Error: Please check your email address.

Tags unixapplication developmentJava ProgrammingsolarissoftwareThe Industry Standardoperating systemsintelOracle

Our Back to Business guide highlights the best products for you to boost your productivity at home, on the road, at the office, or in the classroom.

Keep up with the latest tech news, reviews and previews by subscribing to the Good Gear Guide newsletter.

Paul Krill

InfoWorld
Show Comments

Essentials

Microsoft L5V-00027 Sculpt Ergonomic Keyboard Desktop

Learn more >

Lexar® JumpDrive® S57 USB 3.0 flash drive

Learn more >

Mobile

Lexar® JumpDrive® S45 USB 3.0 flash drive 

Learn more >

Exec

Lexar® JumpDrive® C20c USB Type-C flash drive 

Learn more >

HD Pan/Tilt Wi-Fi Camera with Night Vision NC450

Learn more >

Lexar® Professional 1800x microSDHC™/microSDXC™ UHS-II cards 

Learn more >

Audio-Technica ATH-ANC70 Noise Cancelling Headphones

Learn more >

Budget

Back To Business Guide

Click for more ›

Most Popular Reviews

Latest News Articles

Resources

PCW Evaluation Team

Michael Hargreaves

Windows 10 for Business / Dell XPS 13

I’d happily recommend this touchscreen laptop and Windows 10 as a great way to get serious work done at a desk or on the road.

Aysha Strobbe

Windows 10 / HP Spectre x360

Ultimately, I think the Windows 10 environment is excellent for me as it caters for so many different uses. The inclusion of the Xbox app is also great for when you need some downtime too!

Mark Escubio

Windows 10 / Lenovo Yoga 910

For me, the Xbox Play Anywhere is a great new feature as it allows you to play your current Xbox games with higher resolutions and better graphics without forking out extra cash for another copy. Although available titles are still scarce, but I’m sure it will grow in time.

Kathy Cassidy

STYLISTIC Q702

First impression on unpacking the Q702 test unit was the solid feel and clean, minimalist styling.

Anthony Grifoni

STYLISTIC Q572

For work use, Microsoft Word and Excel programs pre-installed on the device are adequate for preparing short documents.

Featured Content

Latest Jobs

Don’t have an account?

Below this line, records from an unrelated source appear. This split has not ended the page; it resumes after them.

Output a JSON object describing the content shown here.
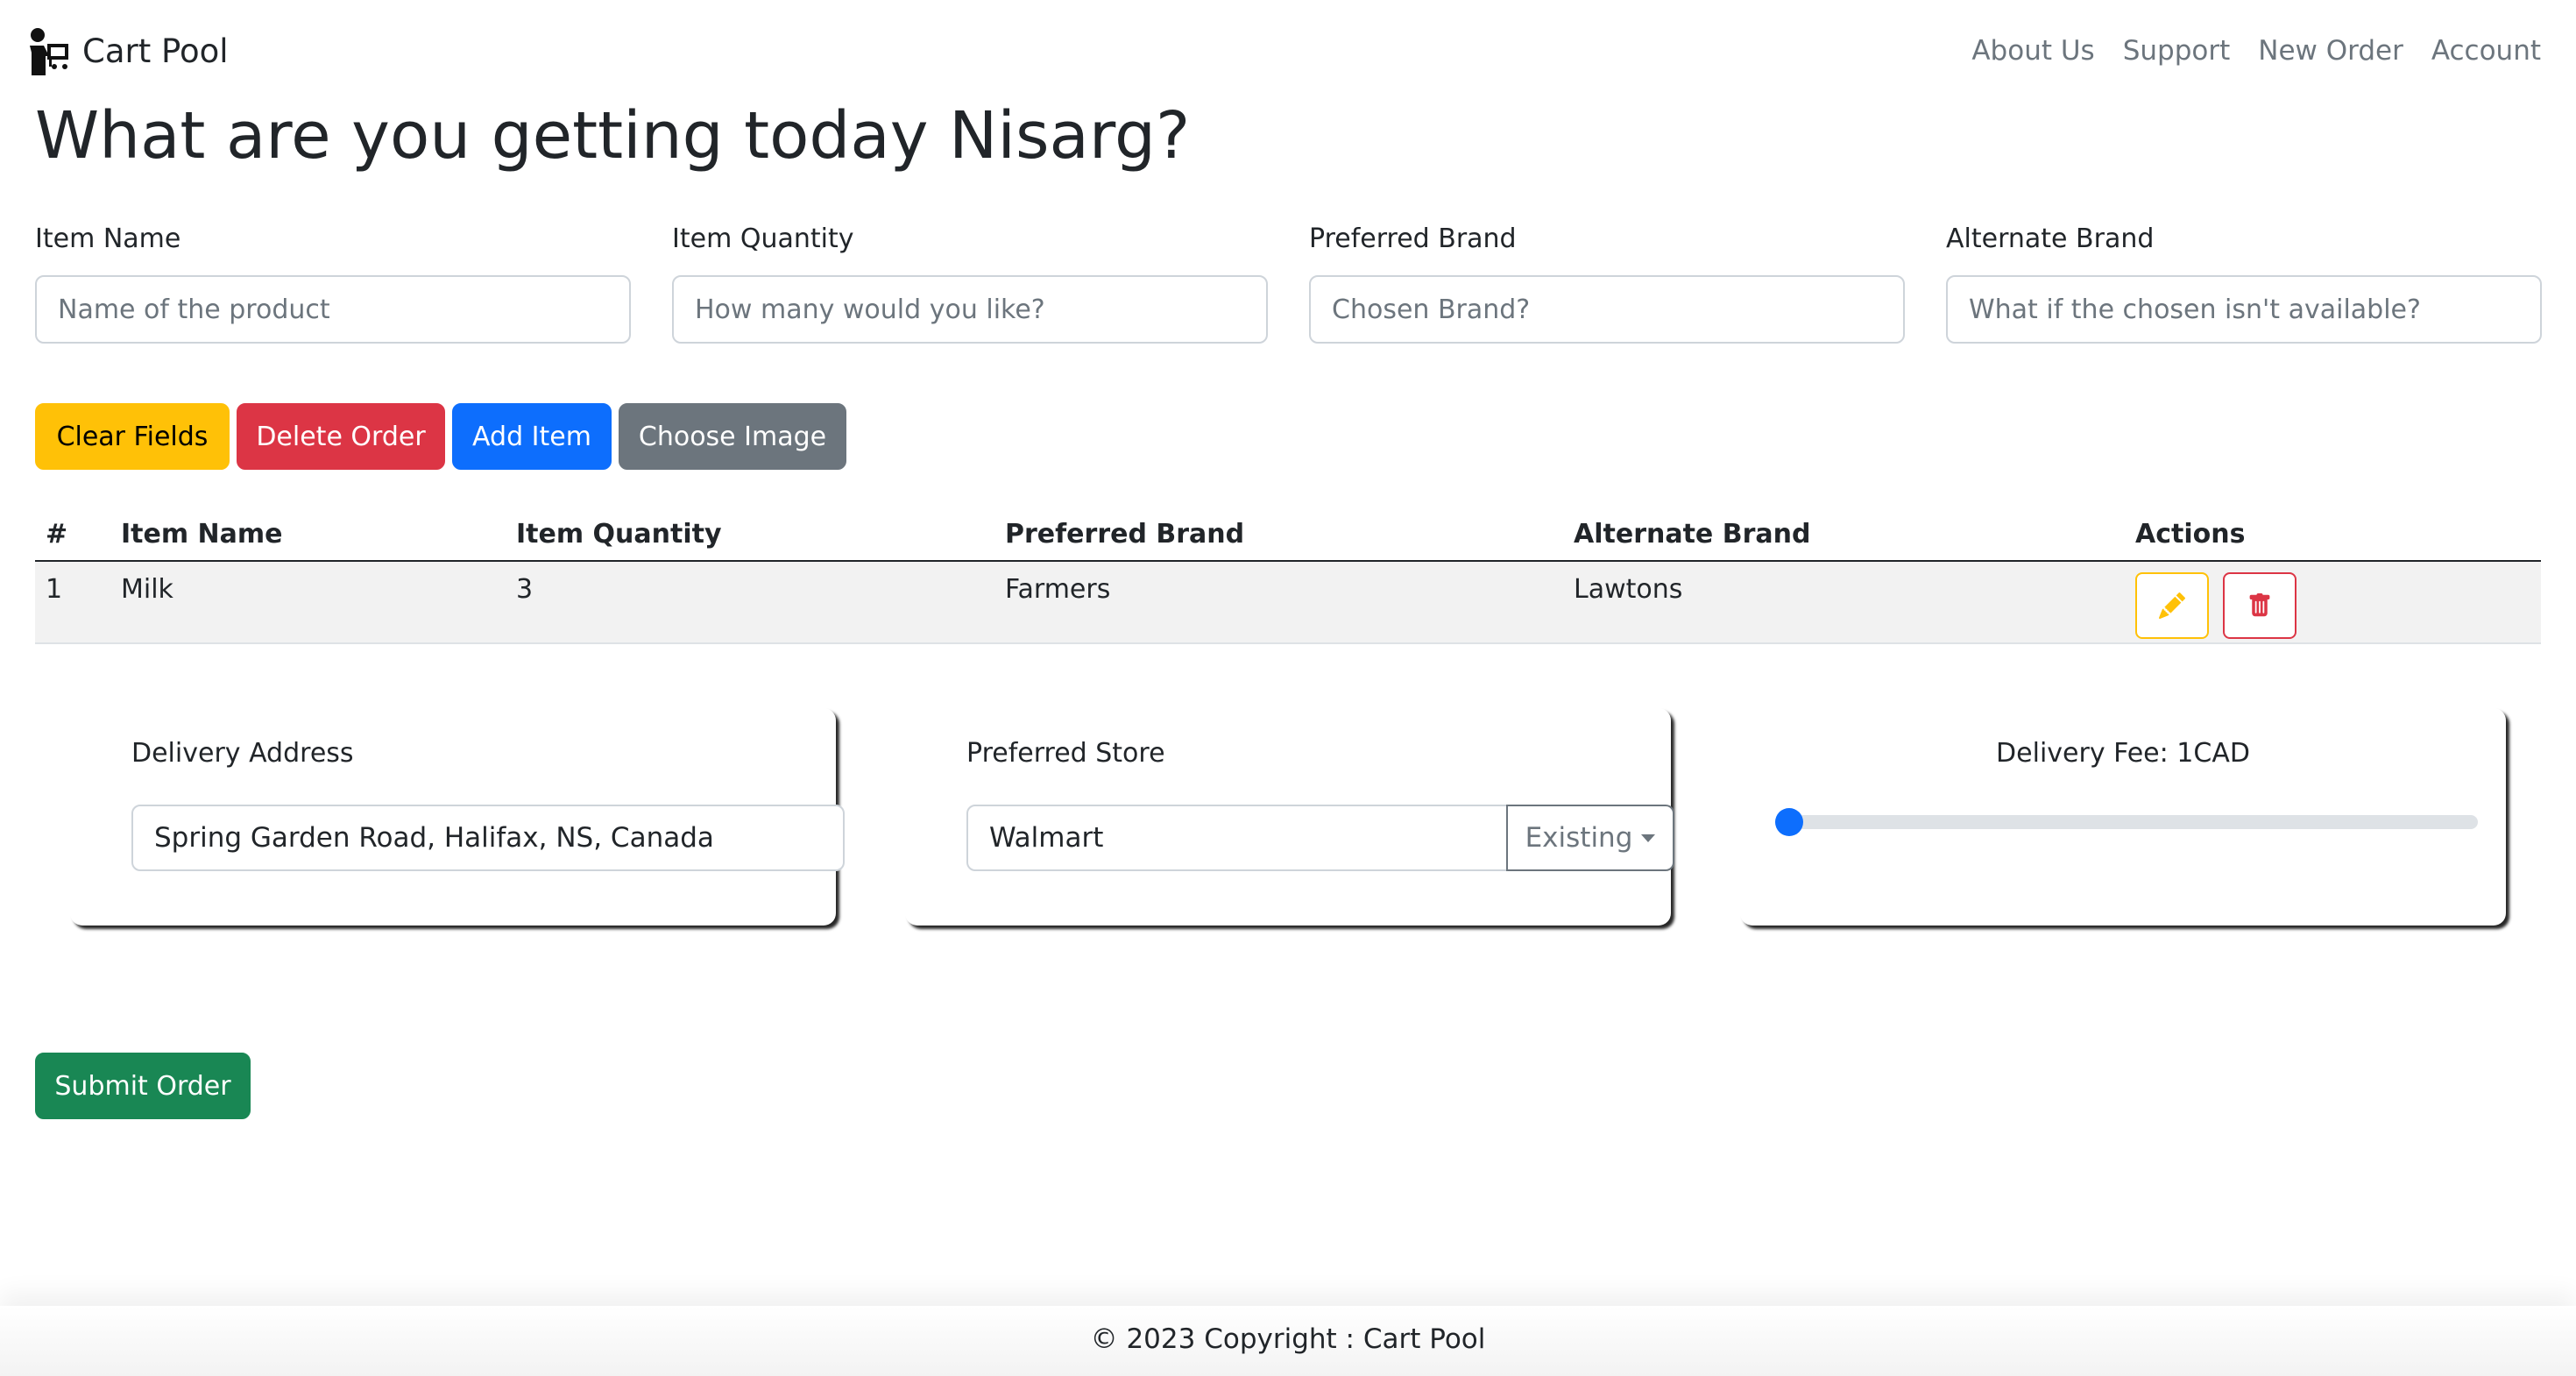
{
  "app": {
    "brand": "Cart Pool",
    "logo_icon": "shopper-with-cart-icon"
  },
  "nav": {
    "links": [
      "About Us",
      "Support",
      "New Order",
      "Account"
    ]
  },
  "heading": "What are you getting today Nisarg?",
  "form": {
    "fields": [
      {
        "label": "Item Name",
        "placeholder": "Name of the product"
      },
      {
        "label": "Item Quantity",
        "placeholder": "How many would you like?"
      },
      {
        "label": "Preferred Brand",
        "placeholder": "Chosen Brand?"
      },
      {
        "label": "Alternate Brand",
        "placeholder": "What if the chosen isn't available?"
      }
    ]
  },
  "buttons": {
    "clear": "Clear Fields",
    "delete_order": "Delete Order",
    "add_item": "Add Item",
    "choose_image": "Choose Image",
    "submit": "Submit Order"
  },
  "table": {
    "headers": [
      "#",
      "Item Name",
      "Item Quantity",
      "Preferred Brand",
      "Alternate Brand",
      "Actions"
    ],
    "rows": [
      {
        "num": "1",
        "item": "Milk",
        "quantity": "3",
        "preferred": "Farmers",
        "alternate": "Lawtons"
      }
    ],
    "action_icons": [
      "pencil-icon",
      "trash-icon"
    ]
  },
  "delivery": {
    "address_label": "Delivery Address",
    "address_value": "Spring Garden Road, Halifax, NS, Canada",
    "store_label": "Preferred Store",
    "store_value": "Walmart",
    "store_dropdown": "Existing",
    "fee_label": "Delivery Fee: 1CAD",
    "fee_slider_fraction": 0.0
  },
  "footer": "© 2023 Copyright : Cart Pool",
  "colors": {
    "warning": "#ffc107",
    "danger": "#dc3545",
    "primary": "#0d6efd",
    "secondary": "#6c757d",
    "success": "#198754"
  }
}
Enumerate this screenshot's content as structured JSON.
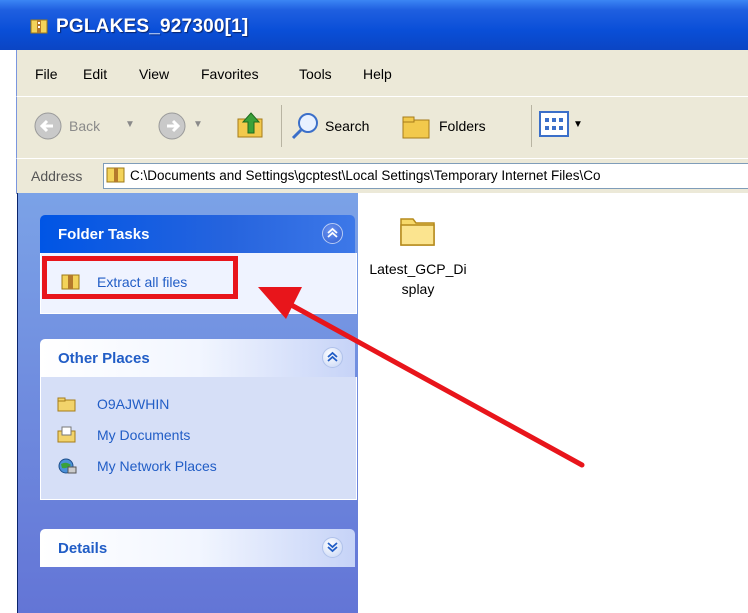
{
  "window": {
    "title": "PGLAKES_927300[1]"
  },
  "menu": {
    "items": [
      "File",
      "Edit",
      "View",
      "Favorites",
      "Tools",
      "Help"
    ]
  },
  "toolbar": {
    "back_label": "Back",
    "search_label": "Search",
    "folders_label": "Folders"
  },
  "address": {
    "label": "Address",
    "value": "C:\\Documents and Settings\\gcptest\\Local Settings\\Temporary Internet Files\\Co"
  },
  "task_pane": {
    "folder_tasks": {
      "title": "Folder Tasks",
      "extract_label": "Extract all files"
    },
    "other_places": {
      "title": "Other Places",
      "items": [
        "O9AJWHIN",
        "My Documents",
        "My Network Places"
      ]
    },
    "details": {
      "title": "Details"
    }
  },
  "content": {
    "file_name_line1": "Latest_GCP_Di",
    "file_name_line2": "splay"
  },
  "colors": {
    "annotation": "#e8151b",
    "link": "#215dc6",
    "titlebar": "#0a4fd8"
  }
}
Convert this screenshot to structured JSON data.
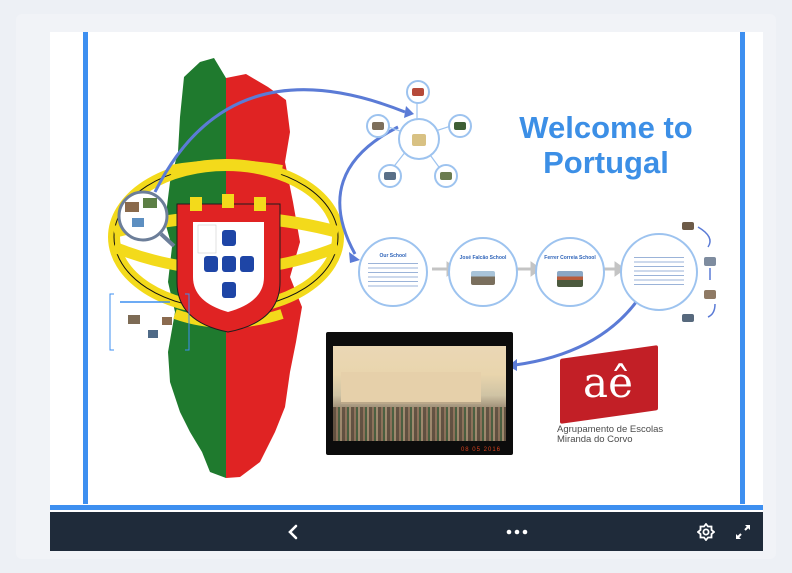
{
  "presentation": {
    "title_line1": "Welcome to",
    "title_line2": "Portugal",
    "logo": {
      "glyph": "aê",
      "line1": "Agrupamento de Escolas",
      "line2": "Miranda do Corvo",
      "brand_color": "#c21f26"
    },
    "photo": {
      "date_stamp": "08 05 2016"
    },
    "accent_color": "#3d8ff0",
    "title_color": "#3c8fe6",
    "path_nodes": [
      {
        "title": "Our School"
      },
      {
        "title": "José Falcão School"
      },
      {
        "title": "Ferrer Correia School"
      }
    ]
  },
  "toolbar": {
    "prev_icon": "chevron-left-icon",
    "more_icon": "more-dots-icon",
    "settings_icon": "gear-icon",
    "fullscreen_icon": "expand-icon",
    "background": "#1f2b3a"
  }
}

Sign up here

Don't have an account? Sign up now

Forgot password?